Place:Garton on the Wolds, East Riding of Yorkshire, England

NameGarton on the Wolds
Alt namesGartonsource: Domesday Book (1985) p 306
Garton-on-the-Woldssource: Getty Vocabulary Program
Gartunesource: Domesday Book (1985) p 306
TypeParish (ancient), Civil parish
Coordinates54.017°N 0.485°W
Located inEast Riding of Yorkshire, England     ( - 1974)
Also located inYorkshire, England    
Humberside, England     (1974 - 1996)
East Riding of Yorkshire, England     (1996 - )
See alsoDriffield Rural, East Riding of Yorkshire, Englandrural district in which the civil parish was located 1894-1974
Elmswell with Little Driffield, East Riding of Yorkshire, Englandneighbouring parish with which it merged in 1935
Garton (near Driffield), East Riding of Yorkshire, Englandname of parish after 1935
source: Getty Thesaurus of Geographic Names
source: Family History Library Catalog
source: Family History Library Catalog

NOTE: There is another hamlet named Garton in the parish of East Garton in the Holderness area of the East Riding of Yorkshire.

the following text is based on an article in Wikipedia

Garton on the Wolds is a village and civil parish on the Yorkshire Wolds in the East Riding of Yorkshire, England. It is situated approximately 3 miles (4.8 km) northwest of Driffield town centre and lies on the A166 road.

Historically, Garton on the Wolds was an ecclesiastical or ancient parish in the wapentake of Dickering. From 1894 until 1935, Garton on the Wolds was located in Driffield Rural District. In 1935 it merged with the neigbouring parish of Elmswell with Little Driffield and became the civil parish of Garton (near Driffield).

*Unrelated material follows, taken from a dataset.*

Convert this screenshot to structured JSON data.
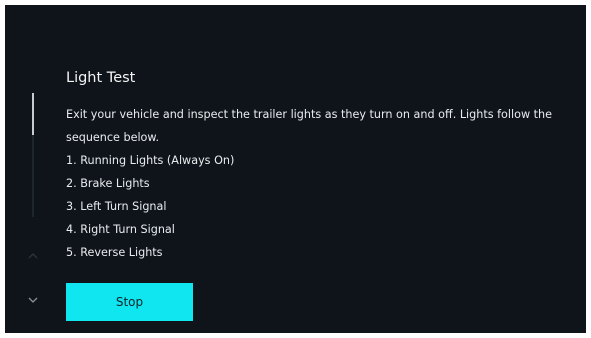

In 1974 most of what had been the East Riding of Yorkshire was joined with the northern part of Lincolnshire to became a new English county named Humberside. The urban and rural districts of the former counties were abolished and Humberside was divided into non-metropolitan districts. The new organization did not meet with the pleasure of the local citizenry and Humberside was wound up in 1996. The area north of the River Humber was separated into two "unitary authorities"—Kingston-upon-Hull covering the former City of Hull and its closest environs, and the less urban section which, once again, named itself the East Riding of Yorkshire.

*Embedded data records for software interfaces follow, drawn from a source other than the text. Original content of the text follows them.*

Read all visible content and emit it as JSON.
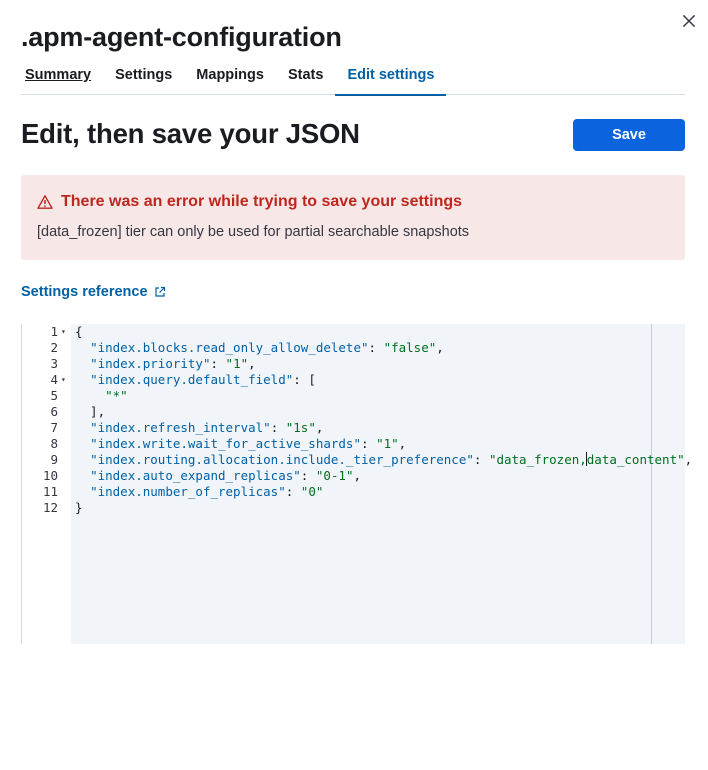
{
  "flyout": {
    "title": ".apm-agent-configuration",
    "close_icon": "close-icon"
  },
  "tabs": [
    {
      "label": "Summary",
      "state": "underlined"
    },
    {
      "label": "Settings",
      "state": "normal"
    },
    {
      "label": "Mappings",
      "state": "normal"
    },
    {
      "label": "Stats",
      "state": "normal"
    },
    {
      "label": "Edit settings",
      "state": "selected"
    }
  ],
  "page": {
    "title": "Edit, then save your JSON",
    "save_label": "Save"
  },
  "error_callout": {
    "icon": "warning-icon",
    "title": "There was an error while trying to save your settings",
    "message": "[data_frozen] tier can only be used for partial searchable snapshots"
  },
  "settings_reference": {
    "label": "Settings reference",
    "icon": "external-link-icon"
  },
  "editor": {
    "lines": [
      {
        "num": "1",
        "fold": true,
        "tokens": [
          [
            "p",
            "{"
          ]
        ]
      },
      {
        "num": "2",
        "fold": false,
        "tokens": [
          [
            "p",
            "  "
          ],
          [
            "k",
            "\"index.blocks.read_only_allow_delete\""
          ],
          [
            "p",
            ": "
          ],
          [
            "s",
            "\"false\""
          ],
          [
            "p",
            ","
          ]
        ]
      },
      {
        "num": "3",
        "fold": false,
        "tokens": [
          [
            "p",
            "  "
          ],
          [
            "k",
            "\"index.priority\""
          ],
          [
            "p",
            ": "
          ],
          [
            "s",
            "\"1\""
          ],
          [
            "p",
            ","
          ]
        ]
      },
      {
        "num": "4",
        "fold": true,
        "tokens": [
          [
            "p",
            "  "
          ],
          [
            "k",
            "\"index.query.default_field\""
          ],
          [
            "p",
            ": ["
          ]
        ]
      },
      {
        "num": "5",
        "fold": false,
        "tokens": [
          [
            "p",
            "    "
          ],
          [
            "s",
            "\"*\""
          ]
        ]
      },
      {
        "num": "6",
        "fold": false,
        "tokens": [
          [
            "p",
            "  ],"
          ]
        ]
      },
      {
        "num": "7",
        "fold": false,
        "tokens": [
          [
            "p",
            "  "
          ],
          [
            "k",
            "\"index.refresh_interval\""
          ],
          [
            "p",
            ": "
          ],
          [
            "s",
            "\"1s\""
          ],
          [
            "p",
            ","
          ]
        ]
      },
      {
        "num": "8",
        "fold": false,
        "tokens": [
          [
            "p",
            "  "
          ],
          [
            "k",
            "\"index.write.wait_for_active_shards\""
          ],
          [
            "p",
            ": "
          ],
          [
            "s",
            "\"1\""
          ],
          [
            "p",
            ","
          ]
        ]
      },
      {
        "num": "9",
        "fold": false,
        "tokens": [
          [
            "p",
            "  "
          ],
          [
            "k",
            "\"index.routing.allocation.include._tier_preference\""
          ],
          [
            "p",
            ": "
          ],
          [
            "s",
            "\"data_frozen,"
          ],
          [
            "cursor",
            ""
          ],
          [
            "s",
            "data_content\""
          ],
          [
            "p",
            ","
          ]
        ]
      },
      {
        "num": "10",
        "fold": false,
        "tokens": [
          [
            "p",
            "  "
          ],
          [
            "k",
            "\"index.auto_expand_replicas\""
          ],
          [
            "p",
            ": "
          ],
          [
            "s",
            "\"0-1\""
          ],
          [
            "p",
            ","
          ]
        ]
      },
      {
        "num": "11",
        "fold": false,
        "tokens": [
          [
            "p",
            "  "
          ],
          [
            "k",
            "\"index.number_of_replicas\""
          ],
          [
            "p",
            ": "
          ],
          [
            "s",
            "\"0\""
          ]
        ]
      },
      {
        "num": "12",
        "fold": false,
        "tokens": [
          [
            "p",
            "}"
          ]
        ]
      }
    ]
  },
  "colors": {
    "accent": "#0061a6",
    "primary_button": "#0b64dd",
    "danger": "#bd271e",
    "danger_bg": "#f8e7e7",
    "json_key": "#0061a6",
    "json_string": "#00701f"
  }
}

Wikipedia" provides an historical description of the village's church, dedicated to St. Michael's and All Angels.

Research Tips

  • GENUKI on Garton on the Wolds. The GENUKI page gives numerous references to local bodies providing genealogical assistance.
  • The FamilySearch wiki on the ecclesiastical parish of Garton on the Wolds provides a list of useful resources for the local area.
  • A Vision of Britain through Time on Garton on the Wolds.
  • A Vision of Britain through Time also provides links to three maps of the East Riding, produced by the United Kingdom Ordnance Survey, illustrating the boundaries between the civil parishes and the rural districts at various dates. These maps all blow up to a scale that will illustrate small villages and large farms or estates.
This page uses content from the English Wikipedia. The original content was at Garton on the Wolds. The list of authors can be seen in the page history. As with WeRelate, the content of Wikipedia is available under the Creative Commons Attribution/Share-Alike License.